This requires a little more math. Graham wrote, "Current price should not be more than 1 ½ times the book value last reported. However, a multiplier of earnings below 15 could justify a correspondingly higher multiplier of assets. As a rule of thumb we suggest that the product of the multiplier times the ratio of price to book value should not exceed 22.5."
At a price of $25.85, CATO is trading at a multiplier of 12.31x its three year average EPS ($25.85Price / $2.10 3YrAvgEPS = 12.31).
Using CATO's 10/29/2016 (most recent) balance sheet, I calculate a book value per share of $15.40. At a current market price of $25.85, CATO is trading at 1.68x its book value.
Since this is not less than the 1 ½ times last reported book value noted in the first part of Graham's guidance, we must look to the rule of thumb in the second part.
The product of the earnings multiplier (12.31) times the ratio of price to book value (1.68) is 20.68 which is less than the 22.5 maximum. Therefore, at its current price, CATO meets Graham's criteria for a moderate ratio of price to assets.
At this point, some of you have stopped reading and already hit the "buy" button on your computer. Others, particularly those who are long-time students of Graham's writings, are saying, "Hey, wait a minute. You forgot a test."
I didn't forget the second test in Graham's evaluation of a sufficiently strong financial condition, but it does pose a bit of a conundrum when evaluating CATO (or most any other retailer). The second prong of Graham's financial condition test was that "long-term debt should not exceed the net current assets (or "working capital")."
On the surface, this seems like a no-brainer. CATO has no long term debt and oodles of net working capital as we discovered when calculating the current ratio above. So what's the issue?
CATO operates 1372 leased stores. They pay roughly $70 million per year in rent. Is it proper to ignore this obligation simply because the stores are leased rather than owned and financed? I find no guidance from Graham in The Intelligent Investor with regard to the treatment of recurring lease expense. I can speculate that this is because leasing was much less prevalent in the early 70s than it is today. Given Graham's penchant for tangible assets, I can speculate that he would feel it more prudent for management to own their stores and build equity in the underlying real estate than to pay rent allow the equity to accrue to the benefit of a landlord, but this is only my opinion, and there is clearly value in being able to close a store and walk away from an underperforming location at the end of a lease term as opposed to having to hold and market a property in a poor location.

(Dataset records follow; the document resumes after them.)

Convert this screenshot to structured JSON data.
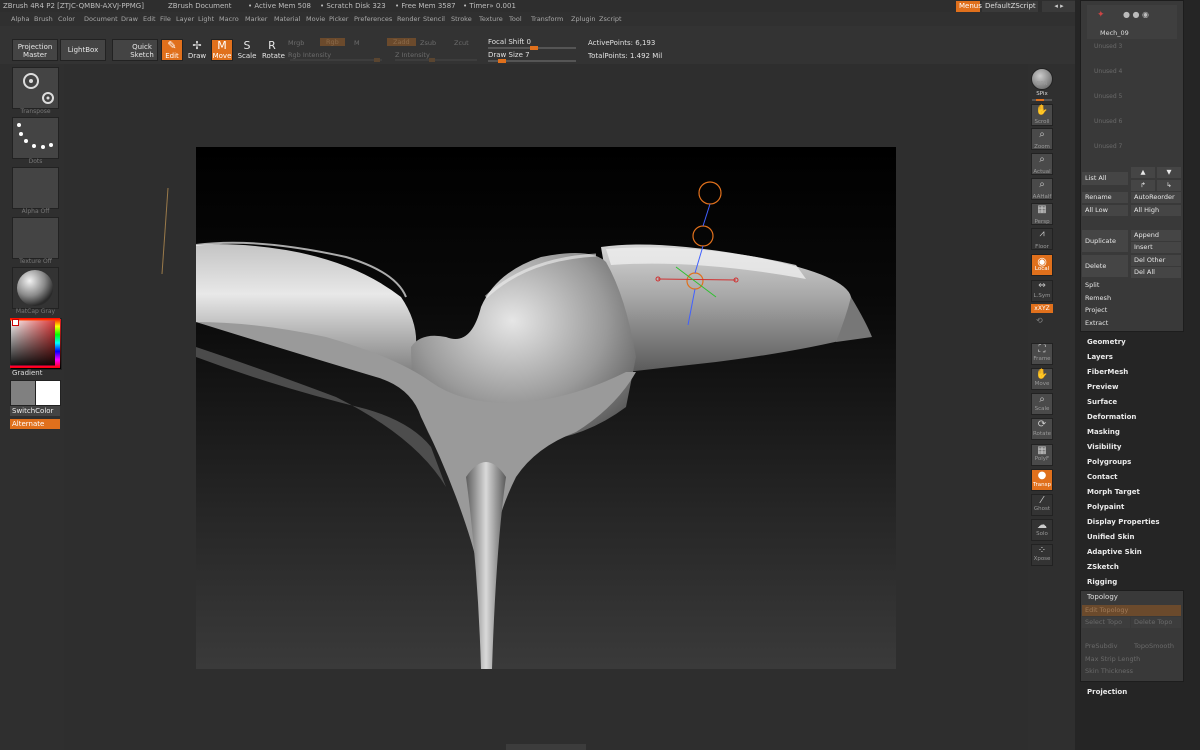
{
  "titlebar": {
    "app": "ZBrush 4R4 P2 [ZTJC-QMBN-AXVJ-PPMG]",
    "doc": "ZBrush Document",
    "active_mem": "• Active Mem 508",
    "scratch_disk": "• Scratch Disk 323",
    "free_mem": "• Free Mem 3587",
    "timer": "• Timer» 0.001",
    "menus_btn": "Menus",
    "default_script": "DefaultZScript",
    "window_controls": "◂ ▸"
  },
  "menubar": [
    "Alpha",
    "Brush",
    "Color",
    "Document",
    "Draw",
    "Edit",
    "File",
    "Layer",
    "Light",
    "Macro",
    "Marker",
    "Material",
    "Movie",
    "Picker",
    "Preferences",
    "Render",
    "Stencil",
    "Stroke",
    "Texture",
    "Tool",
    "Transform",
    "Zplugin",
    "Zscript"
  ],
  "toolbar": {
    "projection_master": "Projection Master",
    "lightbox": "LightBox",
    "quick_sketch": "Quick Sketch",
    "edit": "Edit",
    "draw": "Draw",
    "move": "Move",
    "scale": "Scale",
    "rotate": "Rotate",
    "mrgb": "Mrgb",
    "rgb": "Rgb",
    "m": "M",
    "rgb_intensity": "Rgb Intensity",
    "zadd": "Zadd",
    "zsub": "Zsub",
    "zcut": "Zcut",
    "z_intensity": "Z Intensity",
    "focal_shift": "Focal Shift 0",
    "draw_size": "Draw Size 7",
    "active_points": "ActivePoints: 6,193",
    "total_points": "TotalPoints: 1.492 Mil"
  },
  "left_shelf": {
    "transpose": "Transpose",
    "dots": "Dots",
    "alpha": "Alpha Off",
    "texture": "Texture Off",
    "matcap": "MatCap Gray",
    "gradient": "Gradient",
    "switch_color": "SwitchColor",
    "alternate": "Alternate"
  },
  "right_shelf": [
    "BPR",
    "SPix",
    "Scroll",
    "Zoom",
    "Actual",
    "AAHalf",
    "Persp",
    "Floor",
    "Local",
    "L.Sym",
    "xXYZ",
    "",
    "Frame",
    "Move",
    "Scale",
    "Rotate",
    "PolyF",
    "Transp",
    "Ghost",
    "Solo",
    "Xpose"
  ],
  "subtool": {
    "active": "Mech_09",
    "unused": [
      "Unused 3",
      "Unused 4",
      "Unused 5",
      "Unused 6",
      "Unused 7"
    ],
    "list_all": "List All",
    "rename": "Rename",
    "auto_reorder": "AutoReorder",
    "all_low": "All Low",
    "all_high": "All High",
    "duplicate": "Duplicate",
    "append": "Append",
    "insert": "Insert",
    "delete": "Delete",
    "del_other": "Del Other",
    "del_all": "Del All",
    "split": "Split",
    "remesh": "Remesh",
    "project": "Project",
    "extract": "Extract"
  },
  "tool_menu": [
    "Geometry",
    "Layers",
    "FiberMesh",
    "Preview",
    "Surface",
    "Deformation",
    "Masking",
    "Visibility",
    "Polygroups",
    "Contact",
    "Morph Target",
    "Polypaint",
    "Display Properties",
    "Unified Skin",
    "Adaptive Skin",
    "ZSketch",
    "Rigging"
  ],
  "topology": {
    "header": "Topology",
    "edit_topology": "Edit Topology",
    "select_topo": "Select Topo",
    "delete_topo": "Delete Topo",
    "presubdiv": "PreSubdiv",
    "topo_smooth": "TopoSmooth",
    "max_strip_length": "Max Strip Length",
    "skin_thickness": "Skin Thickness"
  },
  "projection": "Projection",
  "colors": {
    "accent": "#e0701c",
    "bg": "#2b2b2b",
    "panel": "#393939"
  }
}
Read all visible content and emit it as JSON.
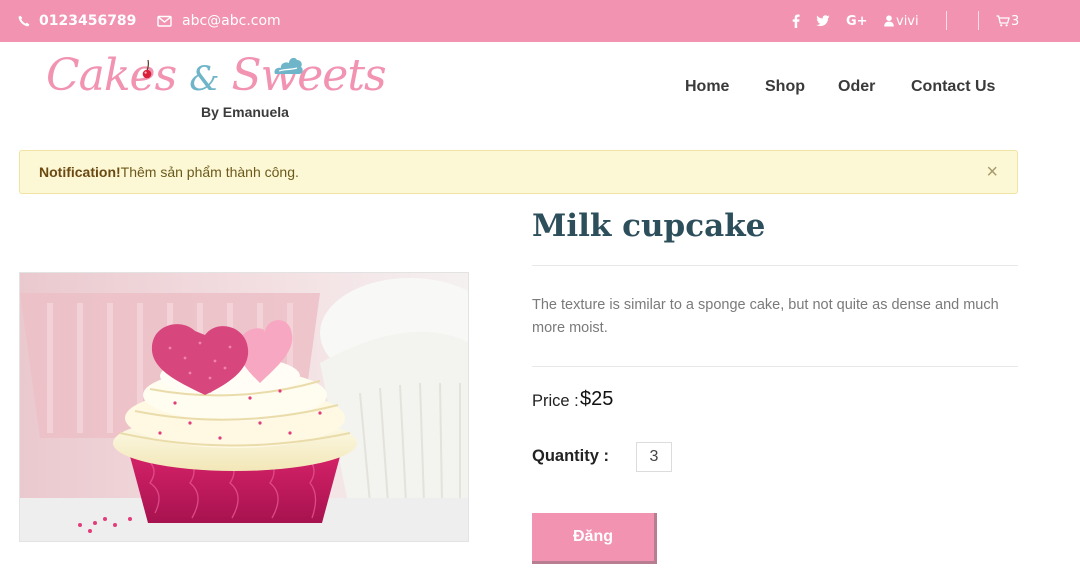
{
  "topbar": {
    "phone": "0123456789",
    "email": "abc@abc.com",
    "social": {
      "facebook": "f",
      "twitter": "twitter-icon",
      "google_plus": "G+"
    },
    "user": "vivi",
    "cart_count": "3",
    "color": "#f193b1"
  },
  "header": {
    "logo_title_1": "Cakes",
    "logo_amp": "&",
    "logo_title_2": "Sweets",
    "logo_sub": "By Emanuela",
    "nav": [
      "Home",
      "Shop",
      "Oder",
      "Contact Us"
    ]
  },
  "alert": {
    "title": "Notification!",
    "message": "Thêm sản phẩm thành công.",
    "close": "×"
  },
  "product": {
    "title": "Milk cupcake",
    "description": "The texture is similar to a sponge cake, but not quite as dense and much more moist.",
    "price_label": "Price :",
    "price_value": "$25",
    "quantity_label": "Quantity :",
    "quantity_value": "3",
    "submit_label": "Đăng"
  },
  "icons": [
    "phone-icon",
    "envelope-icon",
    "facebook-icon",
    "twitter-icon",
    "google-plus-icon",
    "user-icon",
    "cart-icon",
    "close-icon"
  ]
}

Interestingly, in CATO's most recent 10K, they note that "pending changes to lease accounting standards will require lessees to capitalize operating leases in their financial statements in the future. These changes will have a major impact on the Company as a retailer with numerous leased locations…These changes could lead to the perception by investors that we are highly leveraged and would change the calculation of numerous financial metrics and measures of our performance and financial condition".
I'm not qualified to attempt to quantify what the impact of the change in accounting standards will mean to CATO's balance sheet, but I believe that a general rule of thumb is to multiply the annual rent expense by 6-8x in order to obtain a proxy for the corresponding liability. Applying this rule of thumb to CATO's $70 million in annual rent expense would result in an implied "debt" of $420 - $560 million.

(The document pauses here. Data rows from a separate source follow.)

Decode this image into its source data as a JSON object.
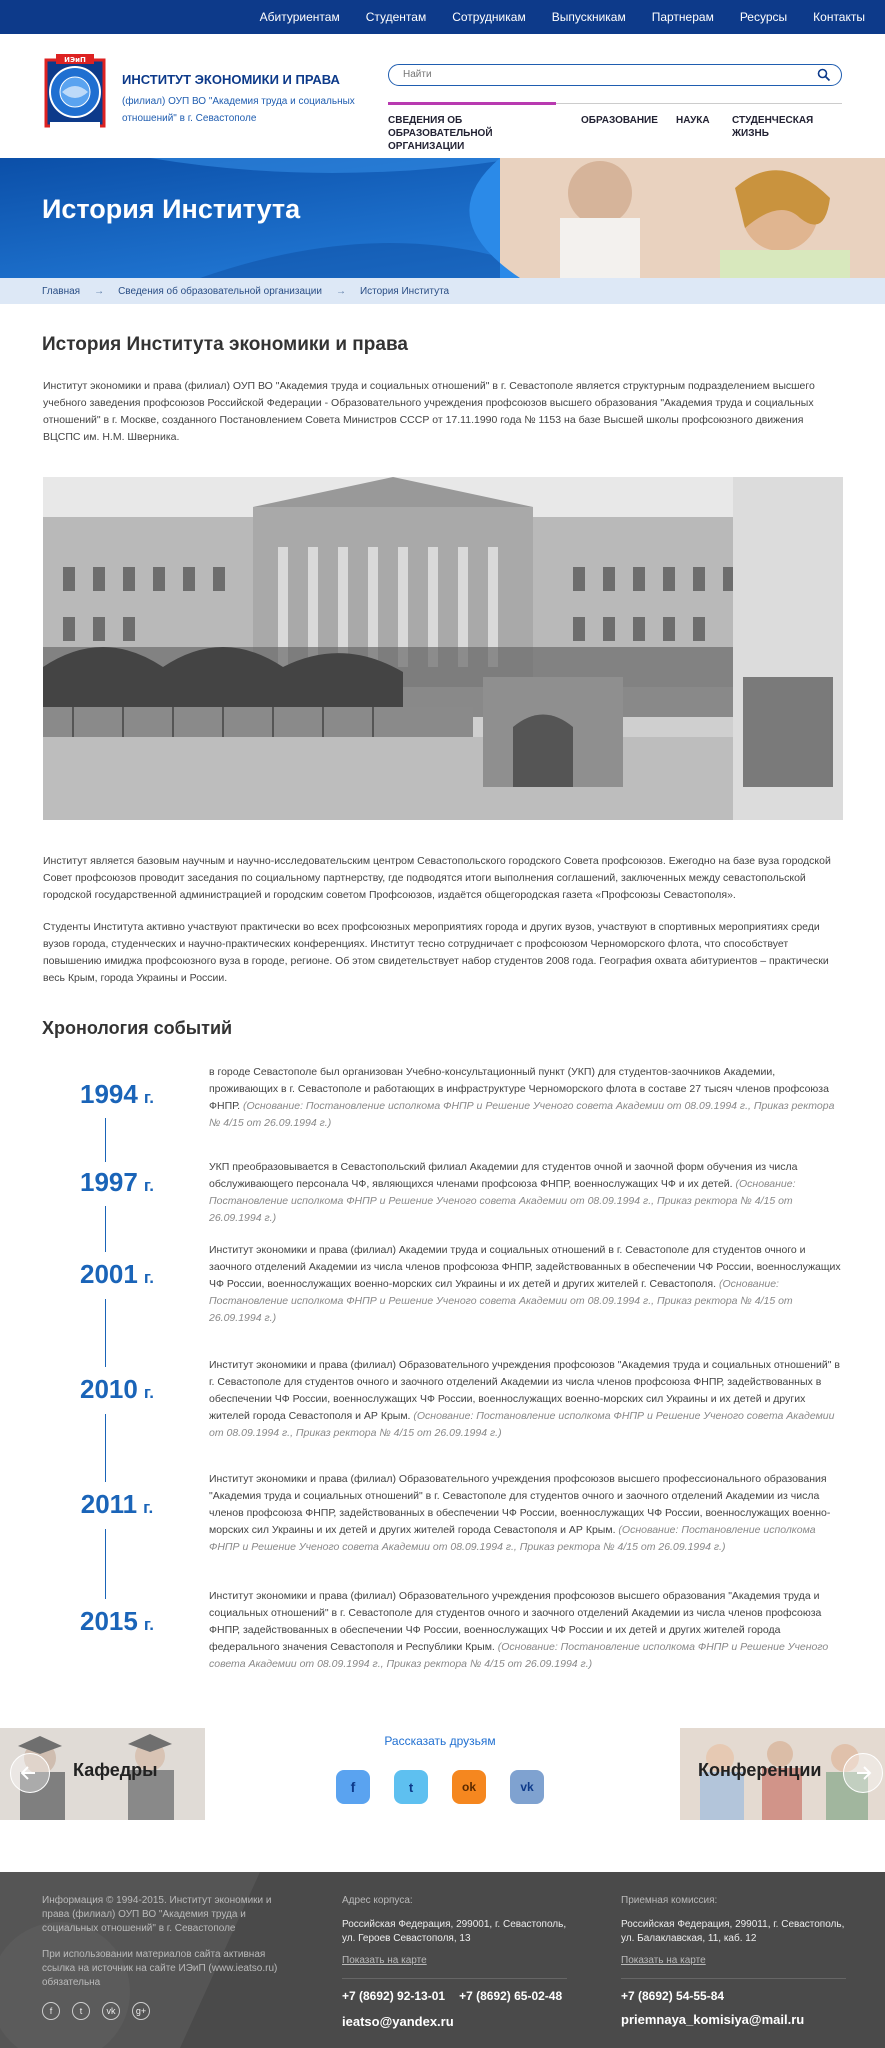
{
  "topnav": [
    "Абитуриентам",
    "Студентам",
    "Сотрудникам",
    "Выпускникам",
    "Партнерам",
    "Ресурсы",
    "Контакты"
  ],
  "brand": {
    "title": "ИНСТИТУТ ЭКОНОМИКИ И ПРАВА",
    "subtitle": "(филиал) ОУП ВО \"Академия труда и социальных отношений\" в г. Севастополе",
    "logo_text": "ИЭиП"
  },
  "search": {
    "placeholder": "Найти"
  },
  "mainnav": [
    "СВЕДЕНИЯ ОБ ОБРАЗОВАТЕЛЬНОЙ ОРГАНИЗАЦИИ",
    "ОБРАЗОВАНИЕ",
    "НАУКА",
    "СТУДЕНЧЕСКАЯ ЖИЗНЬ"
  ],
  "hero": {
    "title": "История Института"
  },
  "breadcrumbs": [
    "Главная",
    "Сведения об образовательной организации",
    "История Института"
  ],
  "page": {
    "heading": "История Института экономики и права",
    "intro": "Институт экономики и права (филиал) ОУП ВО \"Академия труда и социальных отношений\" в г. Севастополе является структурным подразделением высшего учебного заведения профсоюзов Российской Федерации - Образовательного учреждения профсоюзов высшего образования \"Академия труда и социальных отношений\" в г. Москве, созданного Постановлением Совета Министров СССР от 17.11.1990 года № 1153 на базе Высшей школы профсоюзного движения ВЦСПС им. Н.М. Шверника.",
    "para2": "Институт является базовым научным и научно-исследовательским центром Севастопольского городского Совета профсоюзов. Ежегодно на базе вуза городской Совет профсоюзов проводит заседания по социальному партнерству, где подводятся итоги выполнения соглашений, заключенных между севастопольской городской государственной администрацией и городским советом Профсоюзов, издаётся общегородская газета «Профсоюзы Севастополя».",
    "para3": "Студенты Института активно участвуют практически во всех профсоюзных мероприятиях города и других вузов, участвуют в спортивных мероприятиях среди вузов города, студенческих и научно-практических конференциях. Институт тесно сотрудничает с профсоюзом Черноморского флота, что способствует повышению имиджа профсоюзного вуза в городе, регионе. Об этом свидетельствует набор студентов 2008 года. География охвата абитуриентов – практически весь Крым, города Украины и России.",
    "chronology_heading": "Хронология событий"
  },
  "timeline": [
    {
      "year": "1994",
      "suffix": "г.",
      "text": "в городе Севастополе был организован Учебно-консультационный пункт (УКП) для студентов-заочников Академии, проживающих в г. Севастополе и работающих в инфраструктуре Черноморского флота в составе 27 тысяч членов профсоюза ФНПР.",
      "note": "(Основание: Постановление исполкома ФНПР и Решение Ученого совета Академии от 08.09.1994 г., Приказ ректора № 4/15 от 26.09.1994 г.)"
    },
    {
      "year": "1997",
      "suffix": "г.",
      "text": "УКП преобразовывается в Севастопольский филиал Академии для студентов очной и заочной форм обучения из числа обслуживающего персонала ЧФ, являющихся членами профсоюза ФНПР, военнослужащих ЧФ и их детей.",
      "note": "(Основание: Постановление исполкома ФНПР и Решение Ученого совета Академии от 08.09.1994 г., Приказ ректора № 4/15 от 26.09.1994 г.)"
    },
    {
      "year": "2001",
      "suffix": "г.",
      "text": "Институт экономики и права (филиал) Академии труда и социальных отношений в г. Севастополе для студентов очного и заочного отделений Академии из числа членов профсоюза ФНПР, задействованных в обеспечении ЧФ России, военнослужащих ЧФ России, военнослужащих военно-морских сил Украины и их детей и других жителей г. Севастополя.",
      "note": "(Основание: Постановление исполкома ФНПР и Решение Ученого совета Академии от 08.09.1994 г., Приказ ректора № 4/15 от 26.09.1994 г.)"
    },
    {
      "year": "2010",
      "suffix": "г.",
      "text": "Институт экономики и права (филиал) Образовательного учреждения профсоюзов \"Академия труда и социальных отношений\" в г. Севастополе для студентов очного и заочного отделений Академии из числа членов профсоюза ФНПР, задействованных в обеспечении ЧФ России, военнослужащих ЧФ России, военнослужащих военно-морских сил Украины и их детей и других жителей города Севастополя и АР Крым.",
      "note": "(Основание: Постановление исполкома ФНПР и Решение Ученого совета Академии от 08.09.1994 г., Приказ ректора № 4/15 от 26.09.1994 г.)"
    },
    {
      "year": "2011",
      "suffix": "г.",
      "text": "Институт экономики и права (филиал) Образовательного учреждения профсоюзов высшего профессионального образования \"Академия труда и социальных отношений\" в г. Севастополе для студентов очного и заочного отделений Академии из числа членов профсоюза ФНПР, задействованных в обеспечении ЧФ России, военнослужащих ЧФ России, военнослужащих военно-морских сил Украины и их детей и других жителей города Севастополя и АР Крым.",
      "note": "(Основание: Постановление исполкома ФНПР и Решение Ученого совета Академии от 08.09.1994 г., Приказ ректора № 4/15 от 26.09.1994 г.)"
    },
    {
      "year": "2015",
      "suffix": "г.",
      "text": "Институт экономики и права (филиал) Образовательного учреждения профсоюзов высшего образования \"Академия труда и социальных отношений\" в г. Севастополе для студентов очного и заочного отделений Академии из числа членов профсоюза ФНПР, задействованных в обеспечении ЧФ России, военнослужащих ЧФ России и их детей и других жителей города федерального значения Севастополя и Республики Крым.",
      "note": "(Основание: Постановление исполкома ФНПР и Решение Ученого совета Академии от 08.09.1994 г., Приказ ректора № 4/15 от 26.09.1994 г.)"
    }
  ],
  "bottom": {
    "left_card": "Кафедры",
    "right_card": "Конференции",
    "share_title": "Рассказать друзьям",
    "share_icons": [
      "f",
      "t",
      "ok",
      "vk"
    ]
  },
  "footer": {
    "info": "Информация © 1994-2015. Институт экономики и права (филиал) ОУП ВО \"Академия труда и социальных отношений\" в г. Севастополе",
    "notice": "При использовании материалов сайта активная ссылка на источник на сайте ИЭиП (www.ieatso.ru) обязательна",
    "social": [
      "f",
      "t",
      "vk",
      "g+"
    ],
    "address_label": "Адрес корпуса:",
    "address": "Российская Федерация, 299001, г. Севастополь, ул. Героев Севастополя, 13",
    "map_link": "Показать на карте",
    "phone1": "+7 (8692) 92-13-01",
    "phone2": "+7 (8692) 65-02-48",
    "email1": "ieatso@yandex.ru",
    "admission_label": "Приемная комиссия:",
    "admission_address": "Российская Федерация, 299011, г. Севастополь, ул. Балаклавская, 11, каб. 12",
    "map_link2": "Показать на карте",
    "phone3": "+7 (8692) 54-55-84",
    "email2": "priemnaya_komisiya@mail.ru"
  }
}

You will recall from our calculation of CATO's current ratio that CATO's October balance sheet reflected total current assets of $442.9 million and total current liabilities of $154.0 million, resulting in net working capital of $289.9 million.
So, does CATO's long term debt exceed its net working capital or not? Your answer to that question will determine whether or not you believe CATO stock meets Graham's criteria as an acceptable investment for a defensive investor.
Post your comments below.
Disclosure: I am/we are long CATO.
I wrote this article myself, and it expresses my own opinions. I am not receiving compensation for it (other than from Seeking Alpha). I have no business relationship with any company whose stock is mentioned in this article.